THE FULL ARTICLE TITLE:
Beech P et al. Ultrasound stratification of the FDG-avid thyroid nodule. Clin Radiol 2016;71:164-9. Epub December 10, 2015.
SUMMARY OF THE STUDY
In this study, the records were reviewed of 47 individuals who had undergone FDG PET-CT scan and were found to have one or more thyroid nodules that concentrated FDG and, thus, were concerning for cancer. All patients underwent a thyroid ultrasound and biopsy of such nodules. The study was performed in a single institution in Australia. There were data from 48 nodules included in the study.
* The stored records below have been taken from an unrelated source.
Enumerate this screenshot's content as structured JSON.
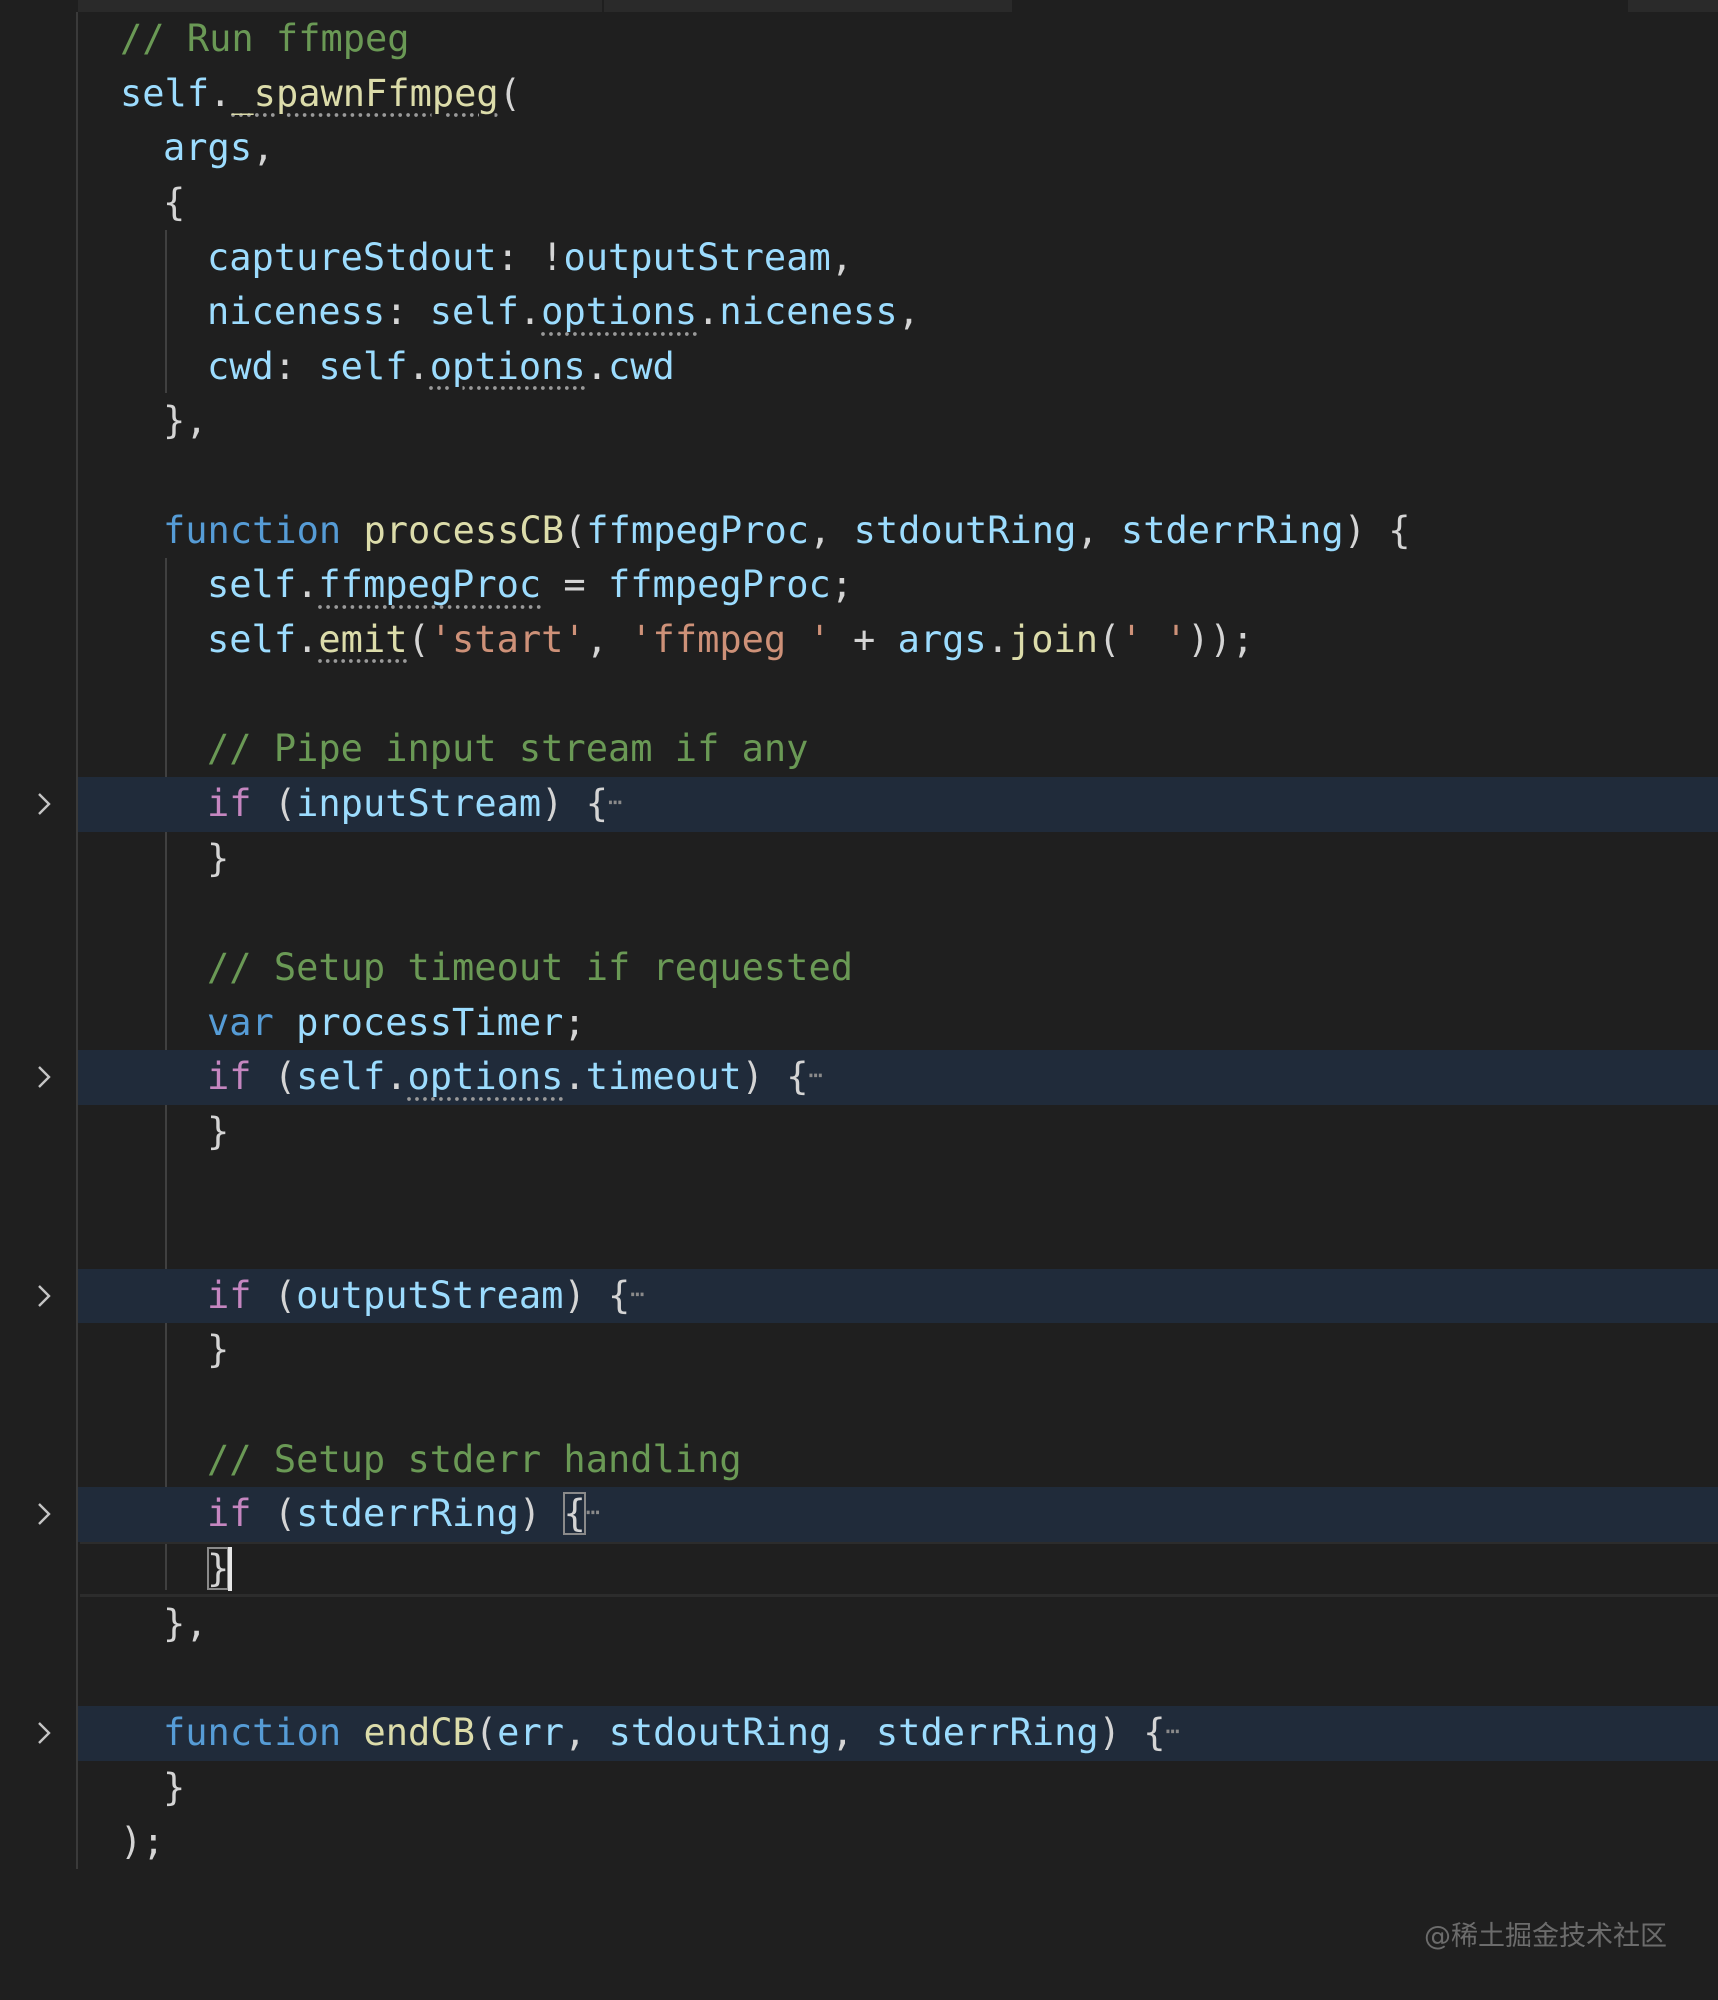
{
  "editor": {
    "lines": {
      "l1": {
        "comment": "// Run ffmpeg"
      },
      "l2": {
        "obj": "self",
        "dot": ".",
        "method": "_spawnFfmpeg",
        "paren": "("
      },
      "l3": {
        "text": "args",
        "punct": ","
      },
      "l4": {
        "brace": "{"
      },
      "l5": {
        "key": "captureStdout",
        "colon": ": ",
        "bang": "!",
        "val": "outputStream",
        "punct": ","
      },
      "l6": {
        "key": "niceness",
        "colon": ": ",
        "obj": "self",
        "dot1": ".",
        "prop1": "options",
        "dot2": ".",
        "prop2": "niceness",
        "punct": ","
      },
      "l7": {
        "key": "cwd",
        "colon": ": ",
        "obj": "self",
        "dot1": ".",
        "prop1": "options",
        "dot2": ".",
        "prop2": "cwd"
      },
      "l8": {
        "brace": "},"
      },
      "l10": {
        "kw": "function",
        "name": "processCB",
        "open": "(",
        "p1": "ffmpegProc",
        "c1": ", ",
        "p2": "stdoutRing",
        "c2": ", ",
        "p3": "stderrRing",
        "close": ") {"
      },
      "l11": {
        "obj": "self",
        "dot": ".",
        "prop": "ffmpegProc",
        "op": " = ",
        "val": "ffmpegProc",
        "semi": ";"
      },
      "l12": {
        "obj": "self",
        "dot": ".",
        "method": "emit",
        "open": "(",
        "s1": "'start'",
        "c1": ", ",
        "s2": "'ffmpeg '",
        "op": " + ",
        "v": "args",
        "dot2": ".",
        "m2": "join",
        "open2": "(",
        "s3": "' '",
        "close": "));"
      },
      "l14": {
        "comment": "// Pipe input stream if any"
      },
      "l15": {
        "kw": "if",
        "open": " (",
        "cond": "inputStream",
        "close": ") {",
        "ellipsis": "⋯"
      },
      "l16": {
        "brace": "}"
      },
      "l18": {
        "comment": "// Setup timeout if requested"
      },
      "l19": {
        "kw": "var",
        "name": "processTimer",
        "semi": ";"
      },
      "l20": {
        "kw": "if",
        "open": " (",
        "obj": "self",
        "dot1": ".",
        "prop1": "options",
        "dot2": ".",
        "prop2": "timeout",
        "close": ") {",
        "ellipsis": "⋯"
      },
      "l21": {
        "brace": "}"
      },
      "l24": {
        "kw": "if",
        "open": " (",
        "cond": "outputStream",
        "close": ") {",
        "ellipsis": "⋯"
      },
      "l25": {
        "brace": "}"
      },
      "l27": {
        "comment": "// Setup stderr handling"
      },
      "l28": {
        "kw": "if",
        "open": " (",
        "cond": "stderrRing",
        "close": ") ",
        "brace": "{",
        "ellipsis": "⋯"
      },
      "l29": {
        "brace": "}"
      },
      "l30": {
        "brace": "},"
      },
      "l32": {
        "kw": "function",
        "name": "endCB",
        "open": "(",
        "p1": "err",
        "c1": ", ",
        "p2": "stdoutRing",
        "c2": ", ",
        "p3": "stderrRing",
        "close": ") {",
        "ellipsis": "⋯"
      },
      "l33": {
        "brace": "}"
      },
      "l34": {
        "text": ");"
      }
    },
    "fold_icon": "chevron-right-icon"
  },
  "watermark": "@稀土掘金技术社区",
  "colors": {
    "background": "#1f1f1f",
    "comment": "#6a9955",
    "keyword": "#569cd6",
    "control": "#c586c0",
    "function": "#dcdcaa",
    "string": "#ce9178",
    "variable": "#9cdcfe",
    "fold_highlight": "#202b3a"
  }
}
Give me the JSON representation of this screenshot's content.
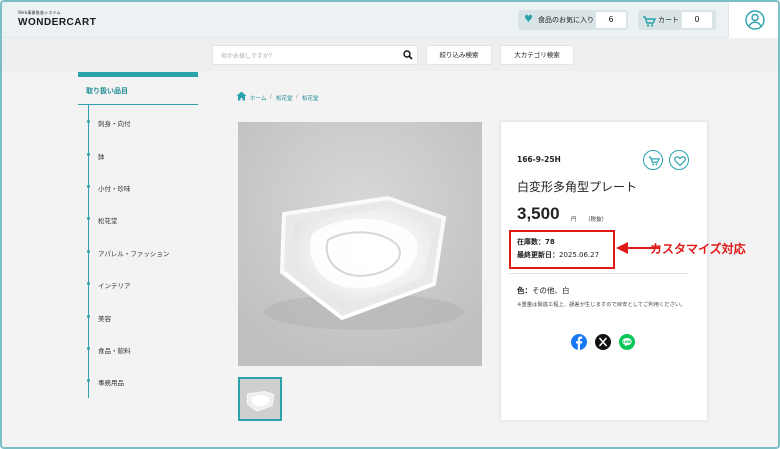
{
  "header": {
    "logo_sub": "Web事業推進システム",
    "logo_main": "WONDERCART",
    "favorites_label": "食品のお気に入り",
    "favorites_count": "6",
    "cart_label": "カート",
    "cart_count": "0"
  },
  "search": {
    "placeholder": "何かお探しですか？",
    "filter_label": "絞り込み検索",
    "category_label": "大カテゴリ検索"
  },
  "sidebar": {
    "title": "取り扱い品目",
    "items": [
      {
        "label": "刺身・向付"
      },
      {
        "label": "鉢"
      },
      {
        "label": "小付・珍味"
      },
      {
        "label": "松花堂"
      },
      {
        "label": "アパレル・ファッション"
      },
      {
        "label": "インテリア"
      },
      {
        "label": "美容"
      },
      {
        "label": "食品・飲料"
      },
      {
        "label": "事務用品"
      }
    ]
  },
  "breadcrumb": {
    "home": "ホーム",
    "level1": "松花堂",
    "level2": "松花堂",
    "separator": "/"
  },
  "product": {
    "sku": "166-9-25H",
    "name": "白変形多角型プレート",
    "price": "3,500",
    "price_unit": "円",
    "tax_note": "（税抜）",
    "stock_label": "在庫数：",
    "stock_value": "78",
    "updated_label": "最終更新日：",
    "updated_value": "2025.06.27",
    "color_label": "色：",
    "color_value": "その他、白",
    "note": "※重量は製造工程上、誤差が生じますので目安としてご利用ください。"
  },
  "share": {
    "facebook": "facebook-icon",
    "x": "x-icon",
    "line": "line-icon"
  },
  "annotation": {
    "text": "カスタマイズ対応"
  },
  "colors": {
    "accent": "#2aa2ac",
    "annotation": "#e01818",
    "facebook": "#1877f2",
    "line": "#06c755"
  }
}
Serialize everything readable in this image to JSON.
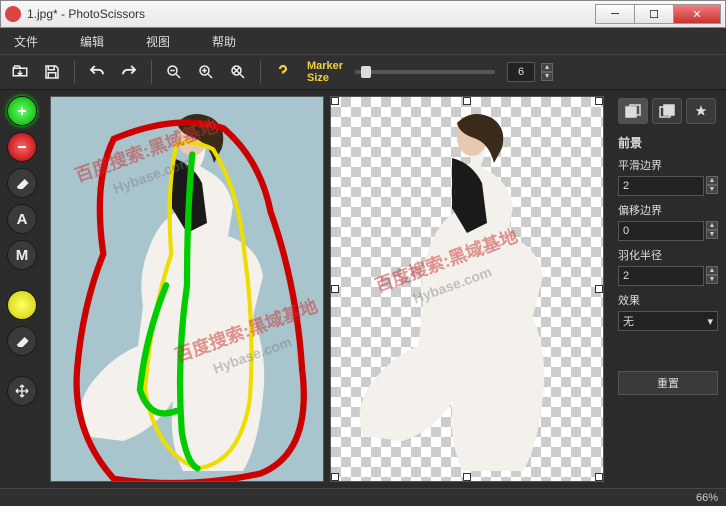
{
  "window": {
    "title": "1.jpg* - PhotoScissors"
  },
  "menubar": {
    "file": "文件",
    "edit": "编辑",
    "view": "视图",
    "help": "帮助"
  },
  "toolbar": {
    "marker_label_line1": "Marker",
    "marker_label_line2": "Size",
    "marker_value": "6"
  },
  "panel": {
    "section": "前景",
    "smooth_label": "平滑边界",
    "smooth_value": "2",
    "offset_label": "偏移边界",
    "offset_value": "0",
    "feather_label": "羽化半径",
    "feather_value": "2",
    "effect_label": "效果",
    "effect_value": "无",
    "reset": "重置"
  },
  "status": {
    "zoom": "66%"
  },
  "watermarks": {
    "text1": "百度搜索:黑域基地",
    "text2": "Hybase.com"
  },
  "colors": {
    "fg_marker": "#00cc00",
    "bg_marker": "#cc0000",
    "edge_marker": "#eedd00"
  }
}
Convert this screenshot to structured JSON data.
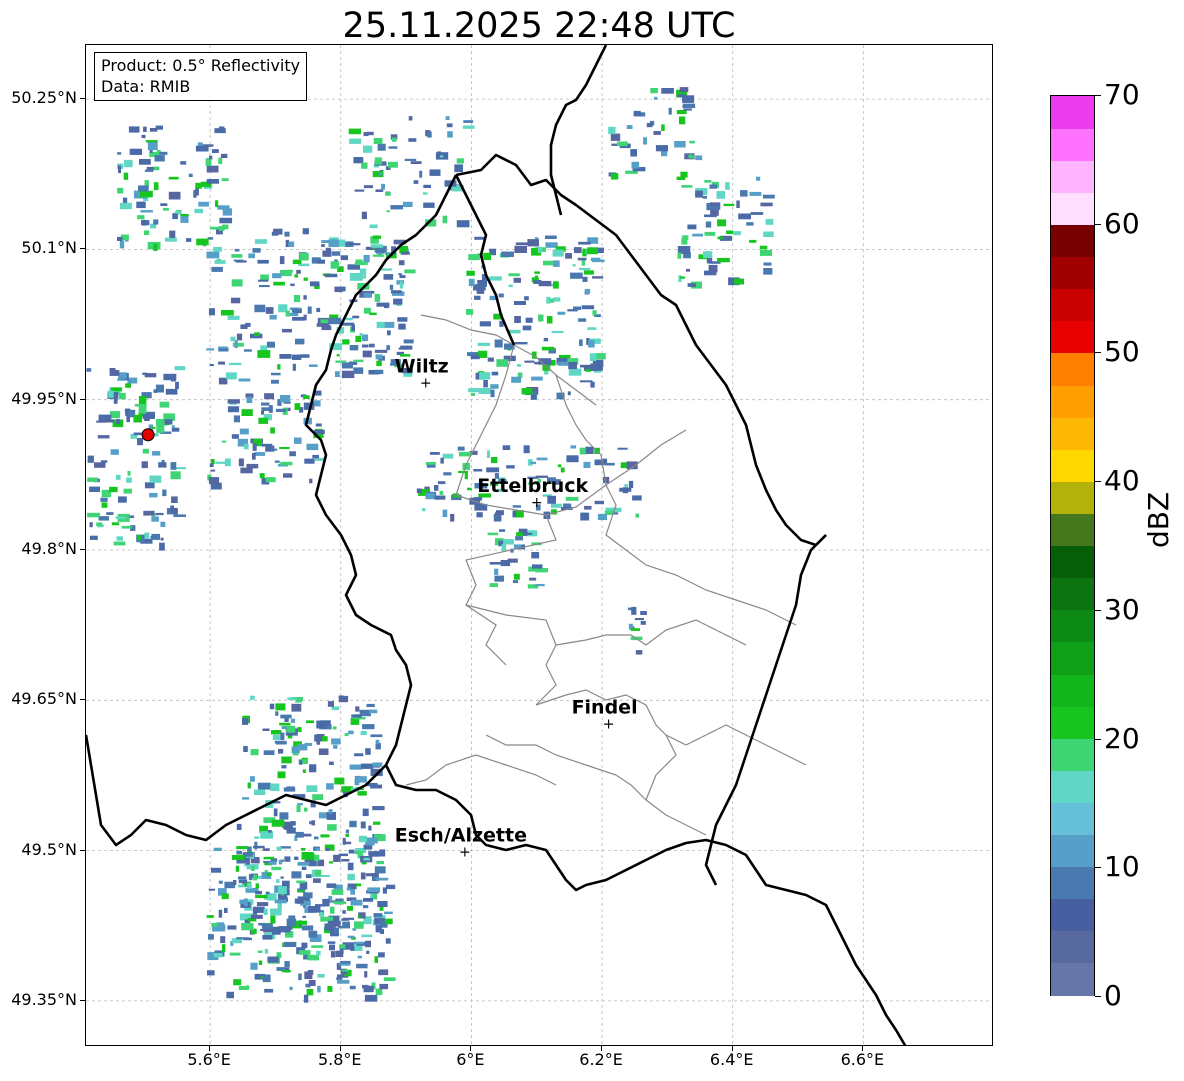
{
  "title": "25.11.2025 22:48 UTC",
  "info": {
    "product": "Product: 0.5° Reflectivity",
    "source": "Data: RMIB"
  },
  "map": {
    "lon_range": [
      5.4,
      6.8
    ],
    "lat_range": [
      49.3,
      50.3
    ],
    "lat_ticks": [
      {
        "value": 50.25,
        "label": "50.25°N"
      },
      {
        "value": 50.1,
        "label": "50.1°N"
      },
      {
        "value": 49.95,
        "label": "49.95°N"
      },
      {
        "value": 49.8,
        "label": "49.8°N"
      },
      {
        "value": 49.65,
        "label": "49.65°N"
      },
      {
        "value": 49.5,
        "label": "49.5°N"
      },
      {
        "value": 49.35,
        "label": "49.35°N"
      }
    ],
    "lon_ticks": [
      {
        "value": 5.6,
        "label": "5.6°E"
      },
      {
        "value": 5.8,
        "label": "5.8°E"
      },
      {
        "value": 6.0,
        "label": "6°E"
      },
      {
        "value": 6.2,
        "label": "6.2°E"
      },
      {
        "value": 6.4,
        "label": "6.4°E"
      },
      {
        "value": 6.6,
        "label": "6.6°E"
      }
    ],
    "cities": [
      {
        "name": "Wiltz",
        "lon": 5.93,
        "lat": 49.967
      },
      {
        "name": "Ettelbruck",
        "lon": 6.1,
        "lat": 49.848
      },
      {
        "name": "Findel",
        "lon": 6.21,
        "lat": 49.627
      },
      {
        "name": "Esch/Alzette",
        "lon": 5.99,
        "lat": 49.499
      }
    ],
    "radar_site": {
      "lon": 5.505,
      "lat": 49.915
    },
    "grid": true
  },
  "colorbar": {
    "label": "dBZ",
    "min": 0,
    "max": 70,
    "ticks": [
      {
        "value": 0,
        "label": "0"
      },
      {
        "value": 10,
        "label": "10"
      },
      {
        "value": 20,
        "label": "20"
      },
      {
        "value": 30,
        "label": "30"
      },
      {
        "value": 40,
        "label": "40"
      },
      {
        "value": 50,
        "label": "50"
      },
      {
        "value": 60,
        "label": "60"
      },
      {
        "value": 70,
        "label": "70"
      }
    ],
    "colors": [
      "#6676a8",
      "#57699e",
      "#475fa0",
      "#4a79b0",
      "#569fc8",
      "#65c0d8",
      "#5fd7c4",
      "#3fd474",
      "#16c51e",
      "#12b51c",
      "#10a018",
      "#0d8a14",
      "#0c7410",
      "#075e08",
      "#45781c",
      "#b1b30b",
      "#ffd800",
      "#fdb705",
      "#ff9e00",
      "#ff7f00",
      "#e60000",
      "#c80000",
      "#a00000",
      "#780000",
      "#ffdfff",
      "#ffb4ff",
      "#ff72ff",
      "#ec3bef"
    ]
  }
}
The final diagnosis was based on the biopsy results. The authors reported that 49% of the nodules had features on ultrasound that were suspicious for cancer (very dark appearance, irregular margins, microcalcifications, or increased blood flow). In this group, the results of the biopsy were as follows: benign – 50%, indeterminate – 29% and cancerous – 21%. For the rest of the nodules where there were no suspicious features on ultrasound, the results of the fine needle aspiration biopsy was as follows: benign – 92%, indeterminate – 8%, and malignant – 0%.
WHAT ARE THE IMPLICATIONS OF THIS STUDY?
This study shows that thyroid nodules that are identified on FDG PET-CT scans have a higher risk of cancer than those that do not take up FDG, although most nodules identified on these scans are not cancerous. Importantly, most cancers were found in nodules that had suspicious features on ultrasound; the rate of cancer found on biopsy was much lower in the group that had no suspicious features on ultrasound. This study reinforces ultrasound examination as a standard of care in evaluation of thyroid nodules and can be used to help determine which nodules should be biopsied in patients with pre-exisiting non-thyroid cancer.
— Anna Sawka, MD
ATA THYROID BROCHURE LINKS
Thyroid Nodules: http://www.thyroid.org/thyroid-nodules/
Thyroid Cancer: http://www.thyroid.org/thyroid-cancer/
ABBREVIATIONS & DEFINITIONS
Thyroid nodule: an abnormal growth of thyroid cells that forms a lump within the thyroid. While most thyroid nodules are non-cancerous (Benign), ~5% are cancerous.
18F-2-fluoro-2-deoxy-d-glucose-positron emission tomography (FDG-PET) and PET-CT: a nuclear medicine imaging test that uses a small amount of radiolabeled glucose to identify cancer. Since cancer cells are more active than normal cells, the cancer cells take up more of the radiolabeled glucose and show up on the FDG-PET scan. FDG-PET scans are frequently combined with computerized tomography (CT) scans (ie. PET-CT) to accurately identify where in the body a cancer may be located.
Thyroid Ultrasound: a common imaging test used to evaluate the structure of the thyroid gland. Ultrasound uses soundwaves to create a picture of the structure of the thyroid gland and accurately identify and characterize nodules within the thyroid. Ultrasound is also frequently used to guide the needle into a nodule during a thyroid nodule biopsy.
Indeterminate thyroid biopsy: this happens usually when the diagnosis is a follicular or hurthle cell lesion. Follicular and hurthle cells are normal cells found in the thyroid. Current analysis of thyroid biopsy results cannot differentiate between follicular or hurthle cell cancer from noncancerous adenomas. This occurs in 15-20% of biopsies and often results in the need for surgery to remove the nodule.